— Work task —
Before you finish, make sure every line below has been written out exactly.

(Items from an interface collection)

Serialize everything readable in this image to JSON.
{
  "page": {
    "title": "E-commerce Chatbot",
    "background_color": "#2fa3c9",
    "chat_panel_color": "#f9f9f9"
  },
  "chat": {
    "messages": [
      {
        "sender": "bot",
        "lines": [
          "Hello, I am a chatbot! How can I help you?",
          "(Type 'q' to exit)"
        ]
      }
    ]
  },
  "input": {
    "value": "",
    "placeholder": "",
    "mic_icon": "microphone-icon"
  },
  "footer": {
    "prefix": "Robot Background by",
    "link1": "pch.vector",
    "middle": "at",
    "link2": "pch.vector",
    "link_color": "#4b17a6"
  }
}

— Output of the exercise —
Serialize everything readable in this image to JSON.
{
  "page": {
    "title": "E-commerce Chatbot",
    "background_color": "#2fa3c9",
    "chat_panel_color": "#f9f9f9"
  },
  "chat": {
    "messages": [
      {
        "sender": "bot",
        "lines": [
          "Hello, I am a chatbot! How can I help you?",
          "(Type 'q' to exit)"
        ]
      }
    ]
  },
  "input": {
    "value": "",
    "placeholder": "",
    "mic_icon": "microphone-icon"
  },
  "footer": {
    "prefix": "Robot Background by",
    "link1": "pch.vector",
    "middle": "at",
    "link2": "pch.vector",
    "link_color": "#4b17a6"
  }
}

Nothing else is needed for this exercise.